(Beginning of RECORDS FOR THIS EXERCISE)
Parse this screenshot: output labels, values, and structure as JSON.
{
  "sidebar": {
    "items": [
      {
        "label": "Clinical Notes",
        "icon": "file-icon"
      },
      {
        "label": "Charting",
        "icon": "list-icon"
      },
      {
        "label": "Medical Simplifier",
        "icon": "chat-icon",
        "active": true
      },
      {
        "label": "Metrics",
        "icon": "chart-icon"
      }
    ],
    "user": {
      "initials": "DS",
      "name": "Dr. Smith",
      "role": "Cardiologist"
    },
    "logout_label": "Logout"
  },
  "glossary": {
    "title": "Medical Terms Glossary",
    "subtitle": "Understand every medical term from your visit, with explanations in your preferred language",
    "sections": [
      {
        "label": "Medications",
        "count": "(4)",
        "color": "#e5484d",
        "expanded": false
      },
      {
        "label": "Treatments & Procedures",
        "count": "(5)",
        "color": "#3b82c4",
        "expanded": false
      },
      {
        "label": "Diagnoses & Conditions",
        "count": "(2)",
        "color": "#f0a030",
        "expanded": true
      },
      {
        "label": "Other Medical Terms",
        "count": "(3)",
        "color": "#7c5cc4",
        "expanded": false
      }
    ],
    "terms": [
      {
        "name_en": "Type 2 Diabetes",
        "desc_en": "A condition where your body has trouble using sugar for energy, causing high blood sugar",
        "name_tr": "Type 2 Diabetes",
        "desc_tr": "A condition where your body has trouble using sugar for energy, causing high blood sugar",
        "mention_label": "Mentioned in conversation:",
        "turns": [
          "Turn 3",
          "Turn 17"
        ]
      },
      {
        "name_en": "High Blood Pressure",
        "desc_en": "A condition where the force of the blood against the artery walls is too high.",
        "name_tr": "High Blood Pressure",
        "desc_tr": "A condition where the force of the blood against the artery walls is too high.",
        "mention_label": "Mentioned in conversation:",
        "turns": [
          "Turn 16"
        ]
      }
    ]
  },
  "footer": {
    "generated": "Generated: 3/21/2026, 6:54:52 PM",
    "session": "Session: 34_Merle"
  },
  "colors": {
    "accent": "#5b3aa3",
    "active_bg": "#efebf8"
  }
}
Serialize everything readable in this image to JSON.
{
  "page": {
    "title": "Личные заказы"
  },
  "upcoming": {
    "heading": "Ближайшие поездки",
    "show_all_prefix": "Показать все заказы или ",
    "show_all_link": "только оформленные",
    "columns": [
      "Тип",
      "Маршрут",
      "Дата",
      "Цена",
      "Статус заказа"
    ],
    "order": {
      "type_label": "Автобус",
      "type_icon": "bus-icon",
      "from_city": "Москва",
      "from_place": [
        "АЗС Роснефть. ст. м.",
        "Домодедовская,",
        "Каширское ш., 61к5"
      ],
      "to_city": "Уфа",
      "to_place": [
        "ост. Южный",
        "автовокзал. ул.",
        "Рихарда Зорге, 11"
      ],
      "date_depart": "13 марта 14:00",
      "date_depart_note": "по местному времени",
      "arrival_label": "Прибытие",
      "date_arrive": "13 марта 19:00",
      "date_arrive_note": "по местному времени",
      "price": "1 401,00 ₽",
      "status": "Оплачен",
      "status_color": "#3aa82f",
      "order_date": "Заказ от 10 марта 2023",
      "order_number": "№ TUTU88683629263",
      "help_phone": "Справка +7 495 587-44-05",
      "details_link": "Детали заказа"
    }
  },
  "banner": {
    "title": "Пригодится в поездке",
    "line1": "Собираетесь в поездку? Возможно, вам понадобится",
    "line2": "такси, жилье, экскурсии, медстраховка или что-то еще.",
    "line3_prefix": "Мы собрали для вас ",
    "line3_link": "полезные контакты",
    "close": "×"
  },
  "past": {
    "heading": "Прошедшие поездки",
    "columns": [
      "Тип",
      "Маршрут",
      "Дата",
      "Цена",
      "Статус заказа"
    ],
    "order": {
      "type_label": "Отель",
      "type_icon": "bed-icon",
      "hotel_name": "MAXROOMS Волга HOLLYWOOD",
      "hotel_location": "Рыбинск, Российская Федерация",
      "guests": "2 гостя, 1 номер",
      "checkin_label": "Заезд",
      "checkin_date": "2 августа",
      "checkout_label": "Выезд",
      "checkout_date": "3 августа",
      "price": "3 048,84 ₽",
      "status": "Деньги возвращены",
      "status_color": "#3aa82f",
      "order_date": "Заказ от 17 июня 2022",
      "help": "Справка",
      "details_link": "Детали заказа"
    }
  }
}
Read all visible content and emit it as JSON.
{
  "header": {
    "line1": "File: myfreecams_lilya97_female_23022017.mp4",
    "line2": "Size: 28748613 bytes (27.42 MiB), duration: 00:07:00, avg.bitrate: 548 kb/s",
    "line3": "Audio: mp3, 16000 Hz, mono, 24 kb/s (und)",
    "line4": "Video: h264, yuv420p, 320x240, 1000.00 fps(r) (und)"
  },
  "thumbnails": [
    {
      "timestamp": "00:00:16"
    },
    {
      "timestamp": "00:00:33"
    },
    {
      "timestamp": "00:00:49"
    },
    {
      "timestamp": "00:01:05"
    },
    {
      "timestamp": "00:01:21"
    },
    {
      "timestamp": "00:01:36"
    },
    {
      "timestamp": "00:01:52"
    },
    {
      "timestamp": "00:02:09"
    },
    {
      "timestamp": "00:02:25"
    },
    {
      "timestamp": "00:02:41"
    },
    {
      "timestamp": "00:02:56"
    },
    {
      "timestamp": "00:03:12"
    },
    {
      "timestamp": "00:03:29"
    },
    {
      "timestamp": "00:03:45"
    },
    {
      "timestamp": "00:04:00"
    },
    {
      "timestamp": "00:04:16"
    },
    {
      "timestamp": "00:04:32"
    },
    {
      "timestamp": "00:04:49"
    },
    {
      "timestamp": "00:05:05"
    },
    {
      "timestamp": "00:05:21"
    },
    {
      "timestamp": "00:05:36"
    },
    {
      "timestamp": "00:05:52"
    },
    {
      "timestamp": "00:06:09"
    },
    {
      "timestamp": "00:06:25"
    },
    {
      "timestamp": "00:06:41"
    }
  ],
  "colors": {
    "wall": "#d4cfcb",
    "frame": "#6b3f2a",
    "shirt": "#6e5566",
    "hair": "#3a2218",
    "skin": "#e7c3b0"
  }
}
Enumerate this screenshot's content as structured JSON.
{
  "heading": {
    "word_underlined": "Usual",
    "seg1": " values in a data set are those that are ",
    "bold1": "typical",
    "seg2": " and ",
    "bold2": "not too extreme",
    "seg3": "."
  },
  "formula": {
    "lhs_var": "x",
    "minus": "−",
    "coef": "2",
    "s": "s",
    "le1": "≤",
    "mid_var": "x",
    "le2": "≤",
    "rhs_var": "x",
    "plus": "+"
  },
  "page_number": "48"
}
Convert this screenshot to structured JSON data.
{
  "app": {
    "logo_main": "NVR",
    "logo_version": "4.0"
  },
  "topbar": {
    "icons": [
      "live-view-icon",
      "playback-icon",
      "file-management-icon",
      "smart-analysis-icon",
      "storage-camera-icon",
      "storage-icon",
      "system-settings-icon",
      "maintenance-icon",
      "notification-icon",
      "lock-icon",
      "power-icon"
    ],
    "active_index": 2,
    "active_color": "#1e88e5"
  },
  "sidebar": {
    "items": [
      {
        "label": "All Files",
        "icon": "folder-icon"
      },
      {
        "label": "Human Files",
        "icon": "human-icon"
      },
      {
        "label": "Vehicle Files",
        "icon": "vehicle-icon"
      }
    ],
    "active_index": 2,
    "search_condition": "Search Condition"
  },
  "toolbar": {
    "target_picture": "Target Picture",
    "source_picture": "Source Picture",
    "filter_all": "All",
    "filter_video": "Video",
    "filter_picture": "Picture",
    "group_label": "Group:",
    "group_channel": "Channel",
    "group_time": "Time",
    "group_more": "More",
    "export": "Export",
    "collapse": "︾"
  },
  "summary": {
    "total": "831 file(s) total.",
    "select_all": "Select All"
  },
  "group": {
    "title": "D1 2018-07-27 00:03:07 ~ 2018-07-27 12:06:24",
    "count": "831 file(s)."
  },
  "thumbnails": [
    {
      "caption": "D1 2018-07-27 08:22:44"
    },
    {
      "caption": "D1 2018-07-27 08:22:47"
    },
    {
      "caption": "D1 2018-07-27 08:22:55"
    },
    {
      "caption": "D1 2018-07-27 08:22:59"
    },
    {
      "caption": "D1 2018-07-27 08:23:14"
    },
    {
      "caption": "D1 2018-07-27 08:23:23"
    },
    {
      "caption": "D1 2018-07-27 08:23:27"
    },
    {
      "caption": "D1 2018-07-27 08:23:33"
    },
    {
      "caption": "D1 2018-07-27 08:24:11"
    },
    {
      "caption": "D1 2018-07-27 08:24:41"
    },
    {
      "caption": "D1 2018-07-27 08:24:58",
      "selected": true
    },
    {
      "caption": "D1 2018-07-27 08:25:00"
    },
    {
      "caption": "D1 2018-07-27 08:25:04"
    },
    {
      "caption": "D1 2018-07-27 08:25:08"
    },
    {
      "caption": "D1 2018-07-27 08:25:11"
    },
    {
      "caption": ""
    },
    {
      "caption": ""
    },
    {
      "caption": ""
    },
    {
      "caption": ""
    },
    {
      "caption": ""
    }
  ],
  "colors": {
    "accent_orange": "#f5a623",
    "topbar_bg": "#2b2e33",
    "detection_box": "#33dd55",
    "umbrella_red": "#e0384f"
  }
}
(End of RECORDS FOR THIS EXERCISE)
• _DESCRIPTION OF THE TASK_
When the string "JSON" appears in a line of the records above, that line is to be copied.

• _ANSWER_
Parse this screenshot: output labels, values, and structure as JSON.
Serialize everything readable in this image to JSON.
Read all visible content and emit it as JSON.
Enumerate this screenshot's content as structured JSON.
Convert this screenshot to structured JSON data.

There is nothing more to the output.